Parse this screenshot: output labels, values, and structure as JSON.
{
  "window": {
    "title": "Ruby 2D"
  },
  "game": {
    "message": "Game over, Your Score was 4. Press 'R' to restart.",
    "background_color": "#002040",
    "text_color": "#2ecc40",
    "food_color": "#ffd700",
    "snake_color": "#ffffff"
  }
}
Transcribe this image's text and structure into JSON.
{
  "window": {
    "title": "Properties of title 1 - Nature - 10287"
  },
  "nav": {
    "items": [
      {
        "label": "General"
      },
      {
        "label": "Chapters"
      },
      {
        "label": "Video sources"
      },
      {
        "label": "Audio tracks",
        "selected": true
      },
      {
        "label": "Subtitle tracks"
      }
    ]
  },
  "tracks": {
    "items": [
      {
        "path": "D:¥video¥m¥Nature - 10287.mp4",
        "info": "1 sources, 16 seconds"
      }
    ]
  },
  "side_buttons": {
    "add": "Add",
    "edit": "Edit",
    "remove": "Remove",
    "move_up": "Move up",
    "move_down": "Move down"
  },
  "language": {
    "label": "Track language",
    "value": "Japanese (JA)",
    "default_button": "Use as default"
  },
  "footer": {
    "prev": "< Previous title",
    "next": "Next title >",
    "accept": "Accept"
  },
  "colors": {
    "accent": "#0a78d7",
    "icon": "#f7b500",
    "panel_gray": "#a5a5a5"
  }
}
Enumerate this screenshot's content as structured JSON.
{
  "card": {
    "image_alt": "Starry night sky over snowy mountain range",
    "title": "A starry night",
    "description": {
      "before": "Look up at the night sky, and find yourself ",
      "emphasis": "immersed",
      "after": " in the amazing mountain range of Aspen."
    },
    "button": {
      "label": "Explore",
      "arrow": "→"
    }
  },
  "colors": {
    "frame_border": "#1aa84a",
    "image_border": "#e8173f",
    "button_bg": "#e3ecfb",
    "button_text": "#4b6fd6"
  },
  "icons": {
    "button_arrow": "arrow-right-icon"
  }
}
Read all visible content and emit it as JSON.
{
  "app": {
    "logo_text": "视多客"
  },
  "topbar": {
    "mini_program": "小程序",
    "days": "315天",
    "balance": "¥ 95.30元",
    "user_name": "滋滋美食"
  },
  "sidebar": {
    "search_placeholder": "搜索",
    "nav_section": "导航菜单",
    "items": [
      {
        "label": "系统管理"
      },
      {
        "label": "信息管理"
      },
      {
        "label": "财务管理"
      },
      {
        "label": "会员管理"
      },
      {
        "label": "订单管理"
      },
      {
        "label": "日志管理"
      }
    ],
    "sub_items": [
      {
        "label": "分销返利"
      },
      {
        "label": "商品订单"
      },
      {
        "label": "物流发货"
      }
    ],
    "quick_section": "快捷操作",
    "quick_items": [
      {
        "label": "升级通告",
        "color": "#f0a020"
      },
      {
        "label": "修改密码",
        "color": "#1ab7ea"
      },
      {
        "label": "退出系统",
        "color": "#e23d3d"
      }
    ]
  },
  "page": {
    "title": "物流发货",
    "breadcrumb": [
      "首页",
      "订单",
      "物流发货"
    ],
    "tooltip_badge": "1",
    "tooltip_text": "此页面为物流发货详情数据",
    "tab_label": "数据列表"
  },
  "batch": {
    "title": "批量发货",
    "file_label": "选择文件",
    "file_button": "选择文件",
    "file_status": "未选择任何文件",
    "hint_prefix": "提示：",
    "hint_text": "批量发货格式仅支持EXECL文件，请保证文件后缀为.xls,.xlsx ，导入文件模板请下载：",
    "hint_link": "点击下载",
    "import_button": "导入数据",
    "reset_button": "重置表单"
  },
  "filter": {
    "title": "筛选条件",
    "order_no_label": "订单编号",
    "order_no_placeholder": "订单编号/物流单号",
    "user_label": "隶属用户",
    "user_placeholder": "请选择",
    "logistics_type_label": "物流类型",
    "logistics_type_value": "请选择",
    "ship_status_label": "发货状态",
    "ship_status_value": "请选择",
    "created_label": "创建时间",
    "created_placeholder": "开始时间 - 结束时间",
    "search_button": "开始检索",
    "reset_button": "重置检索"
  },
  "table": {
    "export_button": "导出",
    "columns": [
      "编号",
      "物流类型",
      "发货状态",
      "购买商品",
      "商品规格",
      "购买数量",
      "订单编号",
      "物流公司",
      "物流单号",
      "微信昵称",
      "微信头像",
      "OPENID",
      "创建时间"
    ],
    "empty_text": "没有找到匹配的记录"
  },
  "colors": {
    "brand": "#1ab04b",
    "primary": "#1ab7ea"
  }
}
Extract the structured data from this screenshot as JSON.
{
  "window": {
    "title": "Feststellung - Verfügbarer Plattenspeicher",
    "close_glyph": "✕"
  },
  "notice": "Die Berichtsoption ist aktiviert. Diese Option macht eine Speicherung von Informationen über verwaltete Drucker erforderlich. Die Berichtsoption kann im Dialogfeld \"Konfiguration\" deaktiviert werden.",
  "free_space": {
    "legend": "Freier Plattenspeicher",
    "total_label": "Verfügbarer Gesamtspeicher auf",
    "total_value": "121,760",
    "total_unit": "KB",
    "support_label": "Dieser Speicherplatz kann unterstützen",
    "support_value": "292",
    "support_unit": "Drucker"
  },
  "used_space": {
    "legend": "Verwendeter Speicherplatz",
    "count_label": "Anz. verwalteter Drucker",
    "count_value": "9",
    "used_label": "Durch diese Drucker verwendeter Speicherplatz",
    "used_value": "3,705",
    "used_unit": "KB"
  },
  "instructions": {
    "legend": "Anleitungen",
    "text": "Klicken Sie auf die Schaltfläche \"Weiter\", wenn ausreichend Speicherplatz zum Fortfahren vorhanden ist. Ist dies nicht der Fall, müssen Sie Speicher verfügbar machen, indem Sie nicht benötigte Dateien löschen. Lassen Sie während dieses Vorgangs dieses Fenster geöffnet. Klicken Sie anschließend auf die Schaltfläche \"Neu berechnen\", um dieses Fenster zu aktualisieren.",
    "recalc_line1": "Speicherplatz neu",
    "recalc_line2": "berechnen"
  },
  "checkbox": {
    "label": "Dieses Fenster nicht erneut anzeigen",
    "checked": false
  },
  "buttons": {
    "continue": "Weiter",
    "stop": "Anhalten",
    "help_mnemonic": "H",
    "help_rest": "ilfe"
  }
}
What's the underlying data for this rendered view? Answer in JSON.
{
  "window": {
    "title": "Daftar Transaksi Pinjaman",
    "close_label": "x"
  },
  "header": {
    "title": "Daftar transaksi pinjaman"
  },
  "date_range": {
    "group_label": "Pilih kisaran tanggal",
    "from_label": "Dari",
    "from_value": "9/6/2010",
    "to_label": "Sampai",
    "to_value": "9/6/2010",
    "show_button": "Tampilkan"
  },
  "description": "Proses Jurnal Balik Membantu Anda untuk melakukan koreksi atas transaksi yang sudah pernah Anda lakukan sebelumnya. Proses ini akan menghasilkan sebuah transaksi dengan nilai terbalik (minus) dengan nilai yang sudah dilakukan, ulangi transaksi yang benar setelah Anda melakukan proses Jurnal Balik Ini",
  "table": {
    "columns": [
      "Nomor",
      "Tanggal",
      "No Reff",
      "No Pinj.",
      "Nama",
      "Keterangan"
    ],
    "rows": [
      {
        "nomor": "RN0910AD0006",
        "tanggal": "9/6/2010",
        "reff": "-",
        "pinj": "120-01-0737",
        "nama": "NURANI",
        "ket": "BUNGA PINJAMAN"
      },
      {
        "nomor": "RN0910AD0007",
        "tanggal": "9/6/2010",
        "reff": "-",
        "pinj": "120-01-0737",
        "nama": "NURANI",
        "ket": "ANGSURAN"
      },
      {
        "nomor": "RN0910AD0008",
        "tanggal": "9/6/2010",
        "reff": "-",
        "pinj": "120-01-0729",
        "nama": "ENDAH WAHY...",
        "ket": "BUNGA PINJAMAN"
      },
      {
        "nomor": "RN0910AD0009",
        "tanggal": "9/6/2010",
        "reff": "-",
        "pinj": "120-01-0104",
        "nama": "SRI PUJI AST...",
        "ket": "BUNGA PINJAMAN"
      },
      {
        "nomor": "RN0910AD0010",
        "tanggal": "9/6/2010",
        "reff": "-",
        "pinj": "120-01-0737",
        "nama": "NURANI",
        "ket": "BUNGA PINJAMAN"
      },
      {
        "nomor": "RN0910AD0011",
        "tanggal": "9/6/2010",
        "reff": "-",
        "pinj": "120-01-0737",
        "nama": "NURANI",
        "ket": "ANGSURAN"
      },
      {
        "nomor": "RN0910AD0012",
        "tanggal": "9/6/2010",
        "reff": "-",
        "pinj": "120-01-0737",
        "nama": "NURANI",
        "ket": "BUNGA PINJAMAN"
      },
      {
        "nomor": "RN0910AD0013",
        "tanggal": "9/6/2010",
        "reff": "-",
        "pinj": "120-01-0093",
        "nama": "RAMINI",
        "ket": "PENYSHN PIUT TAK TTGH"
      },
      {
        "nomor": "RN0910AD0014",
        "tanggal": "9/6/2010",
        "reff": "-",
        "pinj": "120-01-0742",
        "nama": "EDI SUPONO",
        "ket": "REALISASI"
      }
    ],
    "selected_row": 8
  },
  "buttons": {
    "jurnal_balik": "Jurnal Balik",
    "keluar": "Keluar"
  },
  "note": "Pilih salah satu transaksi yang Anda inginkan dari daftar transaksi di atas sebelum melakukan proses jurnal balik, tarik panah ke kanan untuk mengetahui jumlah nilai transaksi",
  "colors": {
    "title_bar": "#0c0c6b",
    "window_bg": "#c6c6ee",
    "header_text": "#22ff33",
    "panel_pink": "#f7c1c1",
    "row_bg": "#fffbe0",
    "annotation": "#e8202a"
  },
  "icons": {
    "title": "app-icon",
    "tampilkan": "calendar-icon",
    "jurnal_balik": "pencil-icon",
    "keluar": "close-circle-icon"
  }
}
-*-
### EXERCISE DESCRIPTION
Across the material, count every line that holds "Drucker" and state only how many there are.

### RESPONSE AREA
4